By the close of the 1970s, Baryshnikov had starred in the Hollywood ballet movie The Turning Point, appeared in a television spectacular alongside Liza Minnelli, created productions of The Nutcracker and Don Quixote for ABT and become a celebrity. An apparently unhappy season at New York City Ballet in 1978-79 followed (‘However disappointing the interlude may have been for Baryshnikov,’ Lynn Garafola noted wryly in her history of the company, ‘for NYCB it was box-office magic; for the first and only time in its history, sold-out houses became a common occurrence’), and he suffered his first knee injury that would eventually bring his classical dancing career to a close. Baryshnikov was appointed director of ABT in 1980, a position he held until 1989.
Thereafter, leaving ballet behind, Baryshnikov turned his attention towards contemporary dance. As Crisp noted when reviewing a 1993 performance in the Financial Times, ‘A distinguishing quality of Baryshnikov’s dancing has ever been its clarity. The classicist’s ideal of movement pure, sharply-drawn and impeccably shaped, is always realised in his art. This was what Leningrad training brought to a God-given physical instrument… We see dance as an essence, unalloyed and potent, set in long lines of beautiful and subtly-conceived activity. Baryshnikov now is, miraculously, Baryshnikov then.’
Baryshnikov dances Balanchine’s Apollo and Who Cares.
Jonathan Gray was editor of Dancing Times from 2008 until 2022.
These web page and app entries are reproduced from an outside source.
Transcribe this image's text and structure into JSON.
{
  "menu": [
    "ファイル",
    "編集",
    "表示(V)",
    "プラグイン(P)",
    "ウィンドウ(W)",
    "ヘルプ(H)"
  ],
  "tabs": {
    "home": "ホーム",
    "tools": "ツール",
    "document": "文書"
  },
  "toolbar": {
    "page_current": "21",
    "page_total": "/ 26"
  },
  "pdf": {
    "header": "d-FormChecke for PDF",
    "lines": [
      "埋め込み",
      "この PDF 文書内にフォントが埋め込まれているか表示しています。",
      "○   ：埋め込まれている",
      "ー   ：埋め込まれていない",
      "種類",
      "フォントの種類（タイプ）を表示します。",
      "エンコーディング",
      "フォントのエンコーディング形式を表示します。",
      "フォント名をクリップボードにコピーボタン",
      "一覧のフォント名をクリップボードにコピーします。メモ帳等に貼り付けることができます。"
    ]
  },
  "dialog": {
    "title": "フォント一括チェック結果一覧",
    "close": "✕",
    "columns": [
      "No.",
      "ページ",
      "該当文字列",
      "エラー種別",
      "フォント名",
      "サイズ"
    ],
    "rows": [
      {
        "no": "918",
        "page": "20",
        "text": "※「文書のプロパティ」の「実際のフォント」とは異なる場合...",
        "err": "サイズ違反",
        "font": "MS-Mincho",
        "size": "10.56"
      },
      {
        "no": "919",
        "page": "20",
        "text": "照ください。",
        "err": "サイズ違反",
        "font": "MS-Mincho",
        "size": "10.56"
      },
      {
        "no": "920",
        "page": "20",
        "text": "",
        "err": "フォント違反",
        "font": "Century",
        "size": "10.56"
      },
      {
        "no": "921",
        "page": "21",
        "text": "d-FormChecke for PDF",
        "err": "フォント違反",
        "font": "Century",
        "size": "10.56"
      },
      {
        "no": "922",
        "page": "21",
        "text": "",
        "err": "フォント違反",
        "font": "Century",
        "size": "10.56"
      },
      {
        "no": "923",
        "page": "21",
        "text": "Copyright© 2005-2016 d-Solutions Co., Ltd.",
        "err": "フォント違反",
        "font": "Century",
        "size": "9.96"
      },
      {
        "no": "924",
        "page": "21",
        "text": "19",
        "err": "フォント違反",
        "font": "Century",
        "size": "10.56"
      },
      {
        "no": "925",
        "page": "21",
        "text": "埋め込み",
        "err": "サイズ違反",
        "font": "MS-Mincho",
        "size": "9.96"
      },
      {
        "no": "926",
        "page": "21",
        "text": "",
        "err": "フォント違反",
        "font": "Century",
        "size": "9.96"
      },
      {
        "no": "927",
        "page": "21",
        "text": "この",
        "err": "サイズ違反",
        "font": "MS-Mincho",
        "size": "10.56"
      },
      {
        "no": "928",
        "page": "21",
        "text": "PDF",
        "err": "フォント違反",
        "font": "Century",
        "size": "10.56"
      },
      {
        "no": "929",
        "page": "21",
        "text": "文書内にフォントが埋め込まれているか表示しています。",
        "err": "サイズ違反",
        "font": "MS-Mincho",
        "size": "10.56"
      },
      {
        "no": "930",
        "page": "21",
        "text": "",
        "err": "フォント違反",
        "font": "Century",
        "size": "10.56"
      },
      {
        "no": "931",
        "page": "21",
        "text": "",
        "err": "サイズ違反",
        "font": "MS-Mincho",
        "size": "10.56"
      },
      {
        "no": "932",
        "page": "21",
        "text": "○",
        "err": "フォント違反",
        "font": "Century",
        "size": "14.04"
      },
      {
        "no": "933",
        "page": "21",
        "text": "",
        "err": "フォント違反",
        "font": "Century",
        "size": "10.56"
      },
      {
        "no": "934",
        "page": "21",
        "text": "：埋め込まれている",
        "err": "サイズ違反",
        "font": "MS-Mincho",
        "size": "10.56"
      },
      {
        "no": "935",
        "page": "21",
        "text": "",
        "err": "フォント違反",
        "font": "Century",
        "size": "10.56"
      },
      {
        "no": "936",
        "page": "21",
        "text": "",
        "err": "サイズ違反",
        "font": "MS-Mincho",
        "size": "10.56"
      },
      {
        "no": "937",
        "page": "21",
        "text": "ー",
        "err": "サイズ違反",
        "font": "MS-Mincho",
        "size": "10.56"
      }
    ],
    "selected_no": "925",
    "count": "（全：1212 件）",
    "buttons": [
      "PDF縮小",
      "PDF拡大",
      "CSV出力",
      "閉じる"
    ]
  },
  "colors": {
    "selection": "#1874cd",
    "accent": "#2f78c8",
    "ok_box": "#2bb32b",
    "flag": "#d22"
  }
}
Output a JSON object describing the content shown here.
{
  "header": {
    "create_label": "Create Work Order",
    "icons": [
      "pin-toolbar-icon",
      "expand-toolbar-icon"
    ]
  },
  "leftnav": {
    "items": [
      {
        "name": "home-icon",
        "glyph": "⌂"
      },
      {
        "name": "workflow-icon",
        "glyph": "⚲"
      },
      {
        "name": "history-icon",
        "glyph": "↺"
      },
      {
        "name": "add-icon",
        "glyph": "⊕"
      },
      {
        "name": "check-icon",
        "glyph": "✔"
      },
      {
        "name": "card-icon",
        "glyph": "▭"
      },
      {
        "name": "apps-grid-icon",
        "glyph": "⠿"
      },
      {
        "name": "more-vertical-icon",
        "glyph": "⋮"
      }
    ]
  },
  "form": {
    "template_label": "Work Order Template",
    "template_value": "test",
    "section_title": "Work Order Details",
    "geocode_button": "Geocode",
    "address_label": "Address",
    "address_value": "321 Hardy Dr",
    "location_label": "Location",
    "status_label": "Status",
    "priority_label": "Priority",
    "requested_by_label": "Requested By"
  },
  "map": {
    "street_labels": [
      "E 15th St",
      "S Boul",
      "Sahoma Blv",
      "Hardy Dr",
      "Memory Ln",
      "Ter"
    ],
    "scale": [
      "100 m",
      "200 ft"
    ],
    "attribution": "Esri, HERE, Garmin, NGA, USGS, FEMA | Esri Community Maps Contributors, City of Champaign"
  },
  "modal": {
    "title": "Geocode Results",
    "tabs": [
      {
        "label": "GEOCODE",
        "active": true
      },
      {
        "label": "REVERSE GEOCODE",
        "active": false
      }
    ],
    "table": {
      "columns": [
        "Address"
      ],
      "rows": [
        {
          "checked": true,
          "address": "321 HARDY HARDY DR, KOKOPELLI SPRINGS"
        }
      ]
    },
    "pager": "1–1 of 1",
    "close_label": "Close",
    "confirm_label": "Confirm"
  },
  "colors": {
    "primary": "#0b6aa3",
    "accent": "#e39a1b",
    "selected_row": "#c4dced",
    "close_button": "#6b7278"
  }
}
He has also contributed to the Financial Times and Guardian, and is now a freelance dance writer.